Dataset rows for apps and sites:

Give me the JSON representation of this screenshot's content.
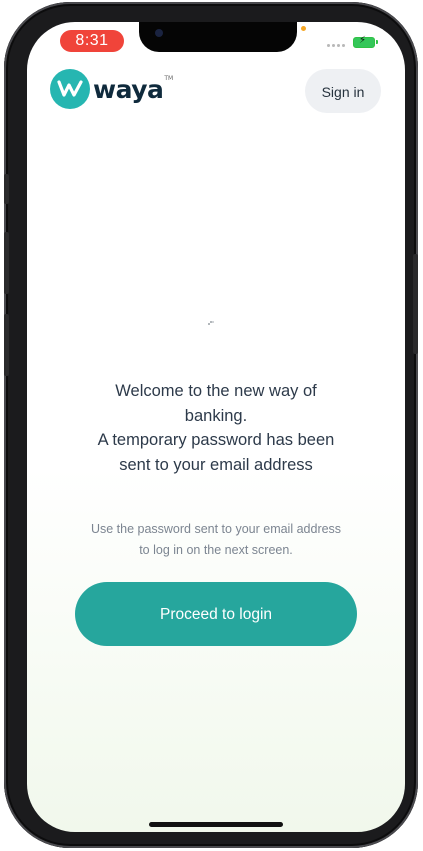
{
  "status_bar": {
    "time": "8:31",
    "battery_color": "#34c759",
    "time_pill_color": "#f0443a"
  },
  "header": {
    "logo_text": "waya",
    "logo_tm": "TM",
    "logo_icon": "waya-w-logo-icon",
    "signin_label": "Sign in"
  },
  "main": {
    "heading_lines": [
      "Welcome to the new way of",
      "banking.",
      "A temporary password has been",
      "sent to your email address"
    ],
    "subtext_lines": [
      "Use the password sent to your email address",
      "to log in on the next screen."
    ],
    "proceed_label": "Proceed to login"
  },
  "colors": {
    "brand": "#26b6b1",
    "primary_button": "#26a69d",
    "text_dark": "#2d3a4a",
    "text_muted": "#7c8591"
  }
}
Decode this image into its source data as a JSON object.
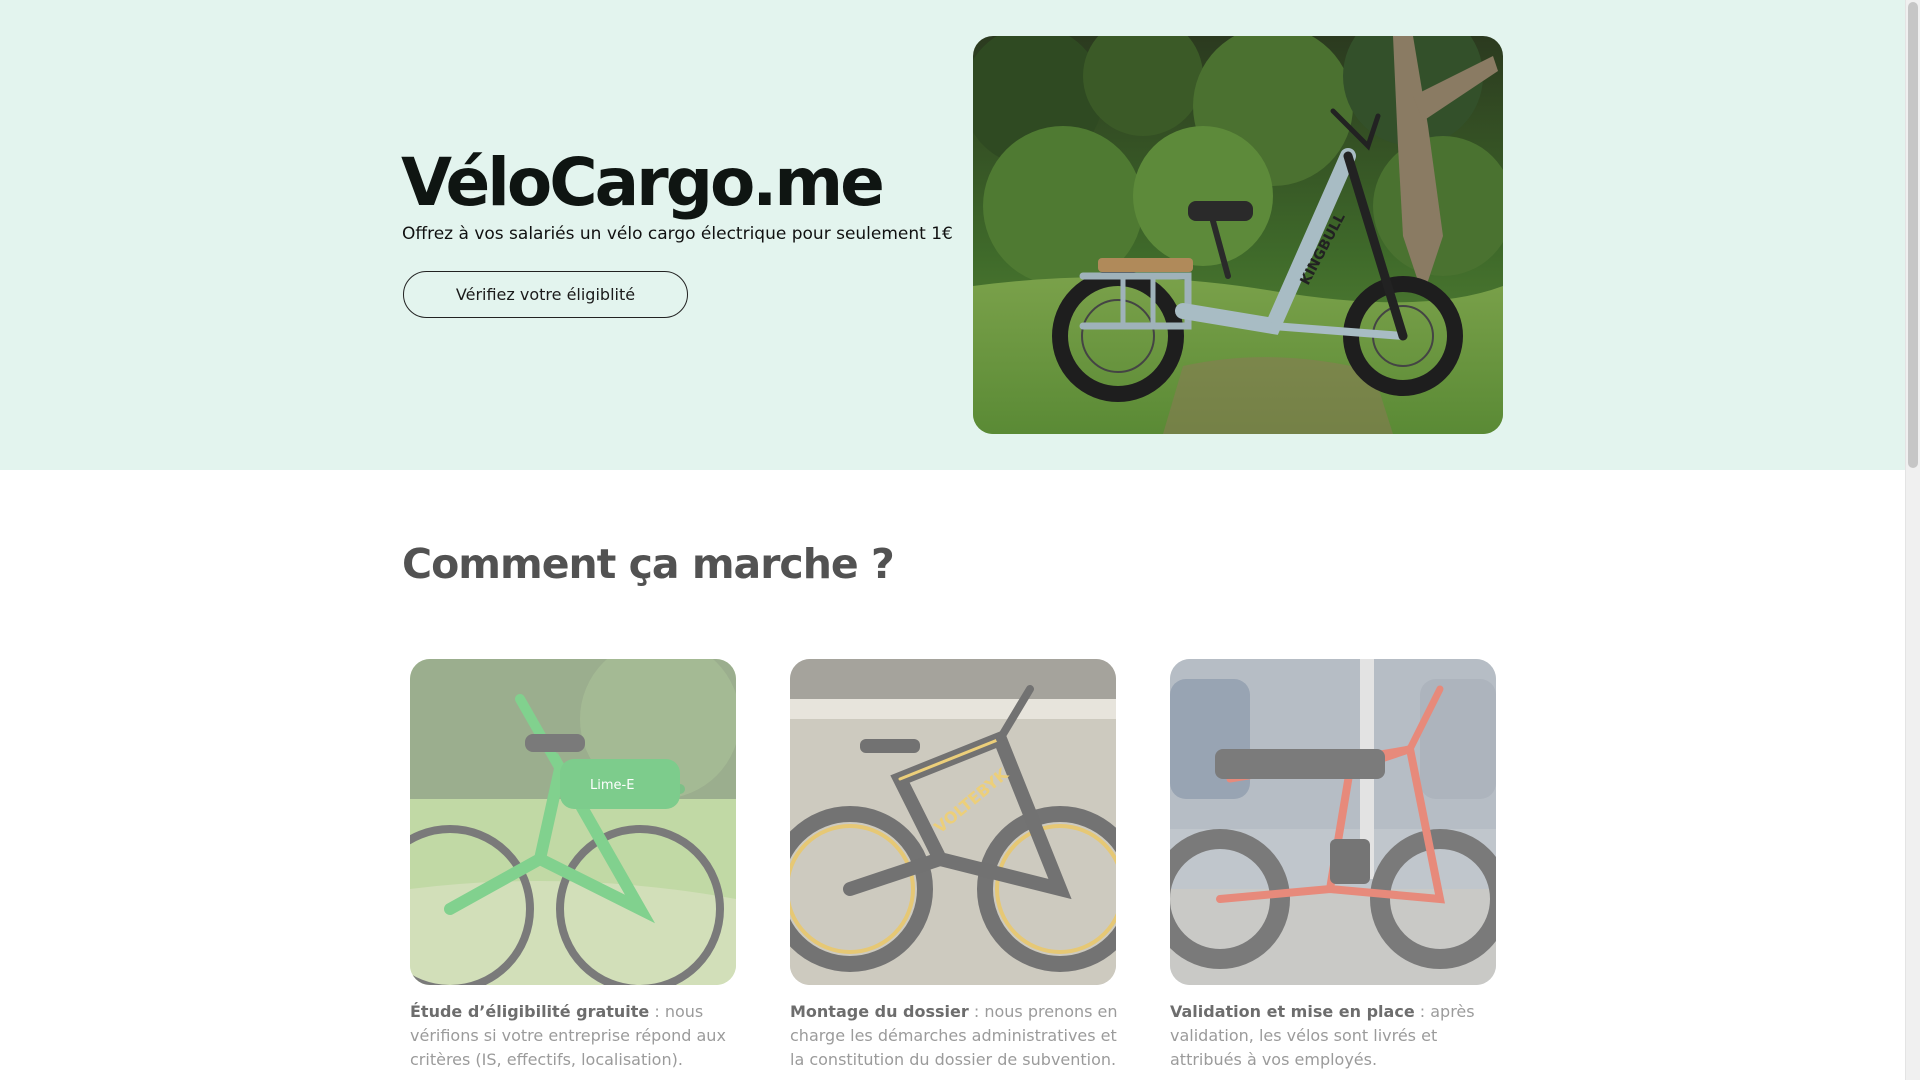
{
  "hero": {
    "title": "VéloCargo.me",
    "subtitle": "Offrez à vos salariés un vélo cargo électrique pour seulement 1€",
    "cta_label": "Vérifiez votre éligiblité",
    "photo_brand_text": "KINGBULL"
  },
  "how_it_works": {
    "title": "Comment ça marche ?",
    "steps": [
      {
        "title": "Étude d’éligibilité gratuite",
        "text": " : nous vérifions si votre entreprise répond aux critères (IS, effectifs, localisation).",
        "photo_text": "Lime-E"
      },
      {
        "title": "Montage du dossier",
        "text": " : nous prenons en charge les démarches administratives et la constitution du dossier de subvention.",
        "photo_text": "VOLTEBYK"
      },
      {
        "title": "Validation et mise en place",
        "text": " : après validation, les vélos sont livrés et attribués à vos employés."
      }
    ]
  },
  "colors": {
    "hero_background": "#e3f4ee",
    "text_dark": "#0f1512",
    "section_title": "#525252",
    "step_text": "#9b9b9b"
  }
}
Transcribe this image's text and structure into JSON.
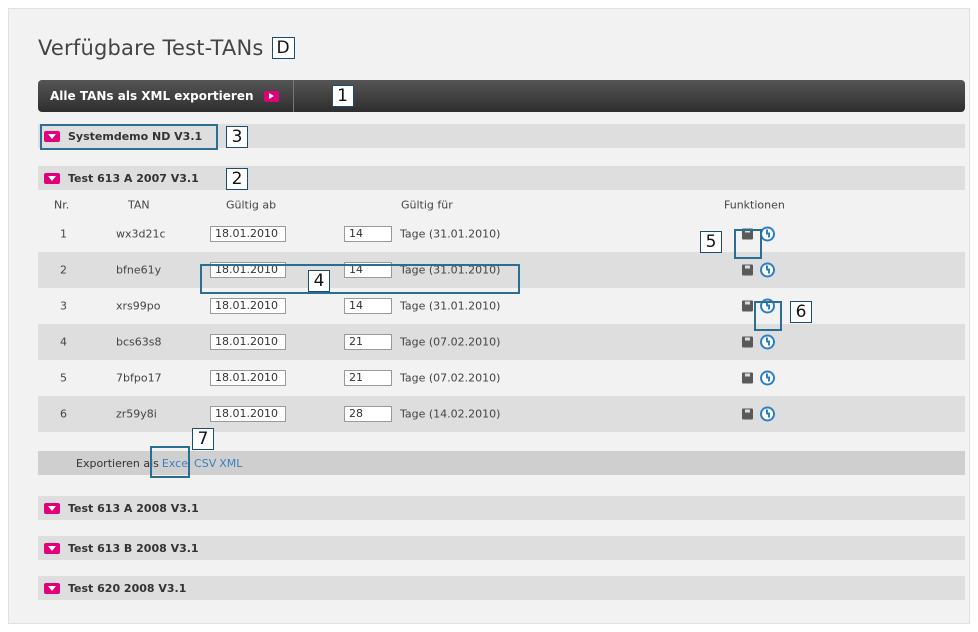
{
  "page": {
    "title": "Verfügbare Test-TANs",
    "title_callout": "D"
  },
  "toolbar": {
    "export_all_label": "Alle TANs als XML exportieren",
    "callout": "1"
  },
  "groups_top": [
    {
      "label": "Systemdemo ND V3.1",
      "callout": "3"
    },
    {
      "label": "Test 613 A 2007 V3.1",
      "callout": "2"
    }
  ],
  "table": {
    "headers": {
      "nr": "Nr.",
      "tan": "TAN",
      "gueltig_ab": "Gültig ab",
      "gueltig_fuer": "Gültig für",
      "funktionen": "Funktionen"
    },
    "rows": [
      {
        "nr": "1",
        "tan": "wx3d21c",
        "date": "18.01.2010",
        "days": "14",
        "until": "Tage (31.01.2010)"
      },
      {
        "nr": "2",
        "tan": "bfne61y",
        "date": "18.01.2010",
        "days": "14",
        "until": "Tage (31.01.2010)"
      },
      {
        "nr": "3",
        "tan": "xrs99po",
        "date": "18.01.2010",
        "days": "14",
        "until": "Tage (31.01.2010)"
      },
      {
        "nr": "4",
        "tan": "bcs63s8",
        "date": "18.01.2010",
        "days": "21",
        "until": "Tage (07.02.2010)"
      },
      {
        "nr": "5",
        "tan": "7bfpo17",
        "date": "18.01.2010",
        "days": "21",
        "until": "Tage (07.02.2010)"
      },
      {
        "nr": "6",
        "tan": "zr59y8i",
        "date": "18.01.2010",
        "days": "28",
        "until": "Tage (14.02.2010)"
      }
    ],
    "callouts": {
      "inputs": "4",
      "save": "5",
      "renew": "6"
    }
  },
  "export_as": {
    "label": "Exportieren als",
    "excel": "Excel",
    "csv": "CSV",
    "xml": "XML",
    "callout": "7"
  },
  "groups_bottom": [
    {
      "label": "Test 613 A 2008 V3.1"
    },
    {
      "label": "Test 613 B 2008 V3.1"
    },
    {
      "label": "Test 620 2008 V3.1"
    }
  ],
  "colors": {
    "accent": "#e0007a",
    "link": "#3a7fc1",
    "callout_border": "#2a6f93"
  },
  "icons": {
    "toggle": "chevron-down-icon",
    "save": "save-icon",
    "renew": "clock-icon",
    "export_arrow": "chevron-right-icon"
  }
}
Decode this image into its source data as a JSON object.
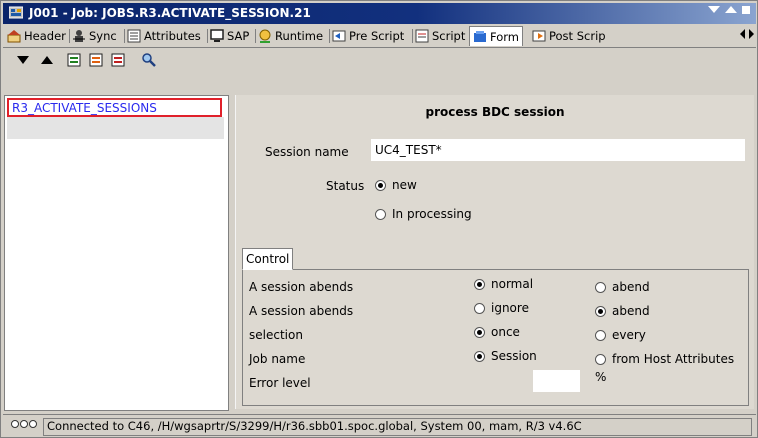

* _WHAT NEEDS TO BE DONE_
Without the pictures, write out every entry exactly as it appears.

* _RESULT BELOW_
Give me the JSON representation of this screenshot's content.
{
  "status_bar": {
    "time": "8:31",
    "battery_color": "#34c759",
    "time_pill_color": "#f0443a"
  },
  "header": {
    "logo_text": "waya",
    "logo_tm": "TM",
    "logo_icon": "waya-w-logo-icon",
    "signin_label": "Sign in"
  },
  "main": {
    "heading_lines": [
      "Welcome to the new way of",
      "banking.",
      "A temporary password has been",
      "sent to your email address"
    ],
    "subtext_lines": [
      "Use the password sent to your email address",
      "to log in on the next screen."
    ],
    "proceed_label": "Proceed to login"
  },
  "colors": {
    "brand": "#26b6b1",
    "primary_button": "#26a69d",
    "text_dark": "#2d3a4a",
    "text_muted": "#7c8591"
  }
}
Decode this image into its source data as a JSON object.
{
  "hero": {
    "title": "VéloCargo.me",
    "subtitle": "Offrez à vos salariés un vélo cargo électrique pour seulement 1€",
    "cta_label": "Vérifiez votre éligiblité",
    "photo_brand_text": "KINGBULL"
  },
  "how_it_works": {
    "title": "Comment ça marche ?",
    "steps": [
      {
        "title": "Étude d’éligibilité gratuite",
        "text": " : nous vérifions si votre entreprise répond aux critères (IS, effectifs, localisation).",
        "photo_text": "Lime-E"
      },
      {
        "title": "Montage du dossier",
        "text": " : nous prenons en charge les démarches administratives et la constitution du dossier de subvention.",
        "photo_text": "VOLTEBYK"
      },
      {
        "title": "Validation et mise en place",
        "text": " : après validation, les vélos sont livrés et attribués à vos employés."
      }
    ]
  },
  "colors": {
    "hero_background": "#e3f4ee",
    "text_dark": "#0f1512",
    "section_title": "#525252",
    "step_text": "#9b9b9b"
  }
}
Transcribe this image's text and structure into JSON.
{
  "page": {
    "title": "Verfügbare Test-TANs",
    "title_callout": "D"
  },
  "toolbar": {
    "export_all_label": "Alle TANs als XML exportieren",
    "callout": "1"
  },
  "groups_top": [
    {
      "label": "Systemdemo ND V3.1",
      "callout": "3"
    },
    {
      "label": "Test 613 A 2007 V3.1",
      "callout": "2"
    }
  ],
  "table": {
    "headers": {
      "nr": "Nr.",
      "tan": "TAN",
      "gueltig_ab": "Gültig ab",
      "gueltig_fuer": "Gültig für",
      "funktionen": "Funktionen"
    },
    "rows": [
      {
        "nr": "1",
        "tan": "wx3d21c",
        "date": "18.01.2010",
        "days": "14",
        "until": "Tage (31.01.2010)"
      },
      {
        "nr": "2",
        "tan": "bfne61y",
        "date": "18.01.2010",
        "days": "14",
        "until": "Tage (31.01.2010)"
      },
      {
        "nr": "3",
        "tan": "xrs99po",
        "date": "18.01.2010",
        "days": "14",
        "until": "Tage (31.01.2010)"
      },
      {
        "nr": "4",
        "tan": "bcs63s8",
        "date": "18.01.2010",
        "days": "21",
        "until": "Tage (07.02.2010)"
      },
      {
        "nr": "5",
        "tan": "7bfpo17",
        "date": "18.01.2010",
        "days": "21",
        "until": "Tage (07.02.2010)"
      },
      {
        "nr": "6",
        "tan": "zr59y8i",
        "date": "18.01.2010",
        "days": "28",
        "until": "Tage (14.02.2010)"
      }
    ],
    "callouts": {
      "inputs": "4",
      "save": "5",
      "renew": "6"
    }
  },
  "export_as": {
    "label": "Exportieren als",
    "excel": "Excel",
    "csv": "CSV",
    "xml": "XML",
    "callout": "7"
  },
  "groups_bottom": [
    {
      "label": "Test 613 A 2008 V3.1"
    },
    {
      "label": "Test 613 B 2008 V3.1"
    },
    {
      "label": "Test 620 2008 V3.1"
    }
  ],
  "colors": {
    "accent": "#e0007a",
    "link": "#3a7fc1",
    "callout_border": "#2a6f93"
  },
  "icons": {
    "toggle": "chevron-down-icon",
    "save": "save-icon",
    "renew": "clock-icon",
    "export_arrow": "chevron-right-icon"
  }
}
Decode this image into its source data as a JSON object.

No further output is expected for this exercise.